In an instant, my eyes spot a man, all by himself, talking on his phone. He too waits for his order to be served. Shortly, his companion arrives. Looks like his wife. He acknowledges her arrival, but remains hooked to his phone.

Their meals are brought, but obviously, the man isn’t done yet with his call, nor has any intention of cutting it. As they commence eating, the man continues paying more attention to his friend at the other end of the line, rather than to the person in front of him.

I feel upset. I think how rude, inconsiderate, disrespectful of him to ignore her throughout their shared meal. Here she is having a meal together with her hubby at that small round table, yet the distance between them must be wide. I’m just imagining of course. She may know who the other person is, and the nature or urgency of that phone conversation?!? So she may understand. And it’s okay with her I guess.

The group of friends nearby are each on their phones, too, while talking or sharing a laugh or two. They seem to – well really enjoy each other’s company, even though their eyes are glued on the screen of their phones.

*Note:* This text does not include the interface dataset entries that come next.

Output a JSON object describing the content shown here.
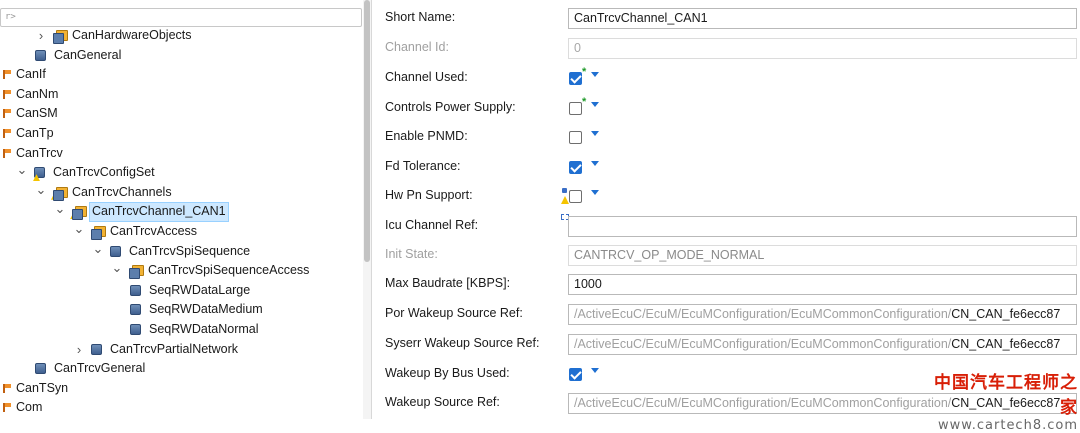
{
  "tree": {
    "filter_text": "r>",
    "rows": [
      {
        "label": "CanHardwareObjects",
        "icon": "folder-box-icon",
        "expander": "collapsed"
      },
      {
        "label": "CanGeneral",
        "icon": "module-icon",
        "expander": "none"
      },
      {
        "label": "CanIf",
        "icon": "flag-icon",
        "expander": "none"
      },
      {
        "label": "CanNm",
        "icon": "flag-icon",
        "expander": "none"
      },
      {
        "label": "CanSM",
        "icon": "flag-icon",
        "expander": "none"
      },
      {
        "label": "CanTp",
        "icon": "flag-icon",
        "expander": "none"
      },
      {
        "label": "CanTrcv",
        "icon": "flag-icon",
        "expander": "none"
      },
      {
        "label": "CanTrcvConfigSet",
        "icon": "module-warning-icon",
        "expander": "expanded"
      },
      {
        "label": "CanTrcvChannels",
        "icon": "folder-box-warning-icon",
        "expander": "expanded"
      },
      {
        "label": "CanTrcvChannel_CAN1",
        "icon": "folder-box-warning-icon",
        "expander": "expanded",
        "selected": true
      },
      {
        "label": "CanTrcvAccess",
        "icon": "folder-box-icon",
        "expander": "expanded"
      },
      {
        "label": "CanTrcvSpiSequence",
        "icon": "module-icon",
        "expander": "expanded"
      },
      {
        "label": "CanTrcvSpiSequenceAccess",
        "icon": "folder-box-icon",
        "expander": "expanded"
      },
      {
        "label": "SeqRWDataLarge",
        "icon": "module-icon",
        "expander": "none"
      },
      {
        "label": "SeqRWDataMedium",
        "icon": "module-icon",
        "expander": "none"
      },
      {
        "label": "SeqRWDataNormal",
        "icon": "module-icon",
        "expander": "none"
      },
      {
        "label": "CanTrcvPartialNetwork",
        "icon": "module-icon",
        "expander": "collapsed"
      },
      {
        "label": "CanTrcvGeneral",
        "icon": "module-icon",
        "expander": "none"
      },
      {
        "label": "CanTSyn",
        "icon": "flag-icon",
        "expander": "none"
      },
      {
        "label": "Com",
        "icon": "flag-icon",
        "expander": "none"
      }
    ]
  },
  "form": {
    "short_name": {
      "label": "Short Name:",
      "value": "CanTrcvChannel_CAN1"
    },
    "channel_id": {
      "label": "Channel Id:",
      "value": "0"
    },
    "channel_used": {
      "label": "Channel Used:",
      "checked": true
    },
    "controls_power_supply": {
      "label": "Controls Power Supply:",
      "checked": false
    },
    "enable_pnmd": {
      "label": "Enable PNMD:",
      "checked": false
    },
    "fd_tolerance": {
      "label": "Fd Tolerance:",
      "checked": true
    },
    "hw_pn_support": {
      "label": "Hw Pn Support:",
      "checked": false
    },
    "icu_channel_ref": {
      "label": "Icu Channel Ref:",
      "value": ""
    },
    "init_state": {
      "label": "Init State:",
      "value": "CANTRCV_OP_MODE_NORMAL"
    },
    "max_baudrate": {
      "label": "Max Baudrate [KBPS]:",
      "value": "1000"
    },
    "por_wakeup_source_ref": {
      "label": "Por Wakeup Source Ref:",
      "path": "/ActiveEcuC/EcuM/EcuMConfiguration/EcuMCommonConfiguration/",
      "target": "CN_CAN_fe6ecc87"
    },
    "syserr_wakeup_source_ref": {
      "label": "Syserr Wakeup Source Ref:",
      "path": "/ActiveEcuC/EcuM/EcuMConfiguration/EcuMCommonConfiguration/",
      "target": "CN_CAN_fe6ecc87"
    },
    "wakeup_by_bus_used": {
      "label": "Wakeup By Bus Used:",
      "checked": true
    },
    "wakeup_source_ref": {
      "label": "Wakeup Source Ref:",
      "path": "/ActiveEcuC/EcuM/EcuMConfiguration/EcuMCommonConfiguration/",
      "target": "CN_CAN_fe6ecc87"
    }
  },
  "watermark": {
    "cn": "中国汽车工程师之家",
    "url": "www.cartech8.com"
  },
  "colors": {
    "selection": "#cde8ff",
    "checkbox": "#1f6fd1",
    "watermark": "#d81e06"
  }
}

As with the rest of most people nowadays – this is a common scene, be it at home, at work, in the malls, or elsewhere.

One video comes to mind – that of a dolphin undersea who goes up to a diver, takes his hand, to rub his belly. We are used to domestic pets doing this. The point is, even animals yearn for interaction from humans, but humans are getting more and more inclined to create, enjoy virtual relationships – through their electronic gadgets.

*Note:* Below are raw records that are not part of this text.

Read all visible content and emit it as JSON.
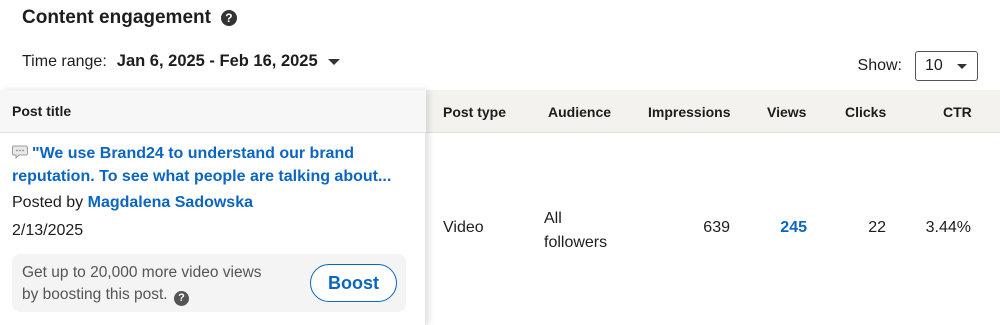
{
  "header": {
    "title": "Content engagement",
    "help_icon": "question-circle-icon"
  },
  "filters": {
    "time_range_label": "Time range:",
    "time_range_value": "Jan 6, 2025 - Feb 16, 2025",
    "show_label": "Show:",
    "show_value": "10"
  },
  "table": {
    "columns": {
      "post_title": "Post title",
      "post_type": "Post type",
      "audience": "Audience",
      "impressions": "Impressions",
      "views": "Views",
      "clicks": "Clicks",
      "ctr": "CTR"
    },
    "rows": [
      {
        "post_title_line1": "\"We use Brand24 to understand our brand",
        "post_title_line2": "reputation. To see what people are talking about...",
        "posted_by_label": "Posted by",
        "author": "Magdalena Sadowska",
        "date": "2/13/2025",
        "boost_text_line1": "Get up to 20,000 more video views",
        "boost_text_line2": "by boosting this post.",
        "boost_button": "Boost",
        "post_type": "Video",
        "audience_line1": "All",
        "audience_line2": "followers",
        "impressions": "639",
        "views": "245",
        "clicks": "22",
        "ctr": "3.44%"
      }
    ]
  },
  "colors": {
    "link": "#0a66c2",
    "header_bg": "#f4f2ee"
  }
}
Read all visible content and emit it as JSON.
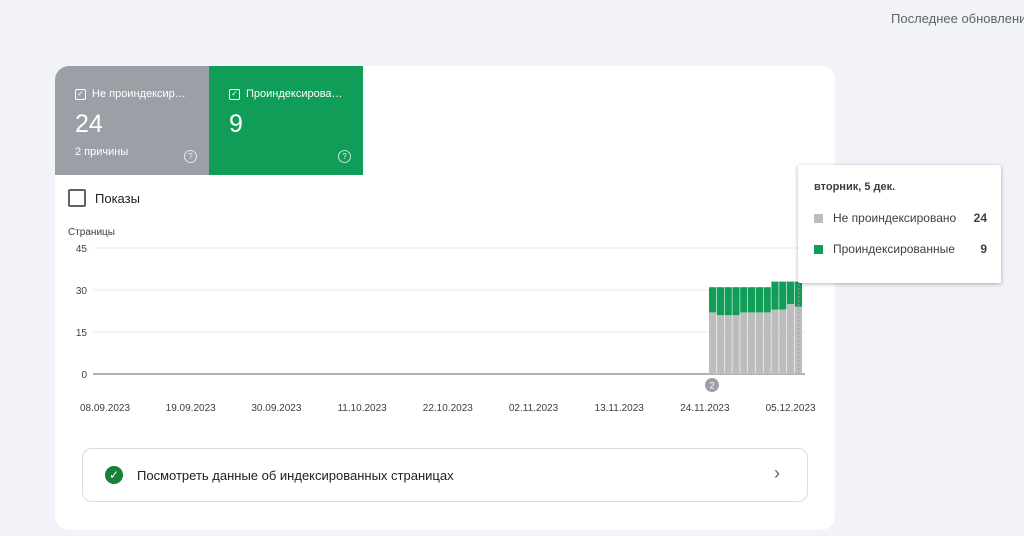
{
  "header": {
    "last_update_label": "Последнее обновлени"
  },
  "tiles": [
    {
      "label": "Не проиндексир…",
      "value": "24",
      "sub": "2 причины",
      "color": "#9aa0a6"
    },
    {
      "label": "Проиндексирова…",
      "value": "9",
      "sub": "",
      "color": "#0f9d58"
    }
  ],
  "toggle": {
    "label": "Показы"
  },
  "annotation": {
    "text": "2"
  },
  "chart_data": {
    "type": "bar",
    "stacked": true,
    "ylabel": "Страницы",
    "ylim": [
      0,
      45
    ],
    "yticks": [
      "0",
      "15",
      "30",
      "45"
    ],
    "xticks": [
      "08.09.2023",
      "19.09.2023",
      "30.09.2023",
      "11.10.2023",
      "22.10.2023",
      "02.11.2023",
      "13.11.2023",
      "24.11.2023",
      "05.12.2023"
    ],
    "categories": [
      "24.11.2023",
      "25.11.2023",
      "26.11.2023",
      "27.11.2023",
      "28.11.2023",
      "29.11.2023",
      "30.11.2023",
      "01.12.2023",
      "02.12.2023",
      "03.12.2023",
      "04.12.2023",
      "05.12.2023"
    ],
    "series": [
      {
        "name": "Не проиндексировано",
        "color": "#bdbdbd",
        "values": [
          22,
          21,
          21,
          21,
          22,
          22,
          22,
          22,
          23,
          23,
          25,
          24
        ]
      },
      {
        "name": "Проиндексированные",
        "color": "#0f9d58",
        "values": [
          9,
          10,
          10,
          10,
          9,
          9,
          9,
          9,
          10,
          10,
          8,
          9
        ]
      }
    ],
    "grid": true,
    "legend": "none"
  },
  "index_link": {
    "label": "Посмотреть данные об индексированных страницах"
  },
  "tooltip": {
    "title": "вторник, 5 дек.",
    "rows": [
      {
        "label": "Не проиндексировано",
        "value": "24",
        "color": "#bdbdbd"
      },
      {
        "label": "Проиндексированные",
        "value": "9",
        "color": "#0f9d58"
      }
    ]
  }
}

What an utter sad, wrong way of using technology. Our mobiles/laptops/tablets/computers are meant to augment – never to replace or destroy — our face-to-face interactions. You hear of family members, texting each other, even though they are just there in their home. You see them eating together, almost mechanically because some seem more attentive to their phones than on the food, totally oblivious of their moms or dads or siblings.

Back in my time, our elders used to remind us, “Eating is like praying.” Sadly, the sacredness of family time today is marred by the intrusion of these electronic gadgets. Many families no longer communicate on a deeper, intimate level.

Communication gadgets are without doubt helpful in times of emergency, and when we are separated by physical distance from the important people in our lives.

Yet, how can strong, meaningful relationships ever thrive when communication is driven solely by technology? Where have good table manners gone? Well, just some food for thought, folks.

Oh, here comes my breakfast now. I’m asking for an additional order of fried garlic rice because I forget they serve two slices of buttered toast to go with the omelette. Hmmm, not good with the tuyo.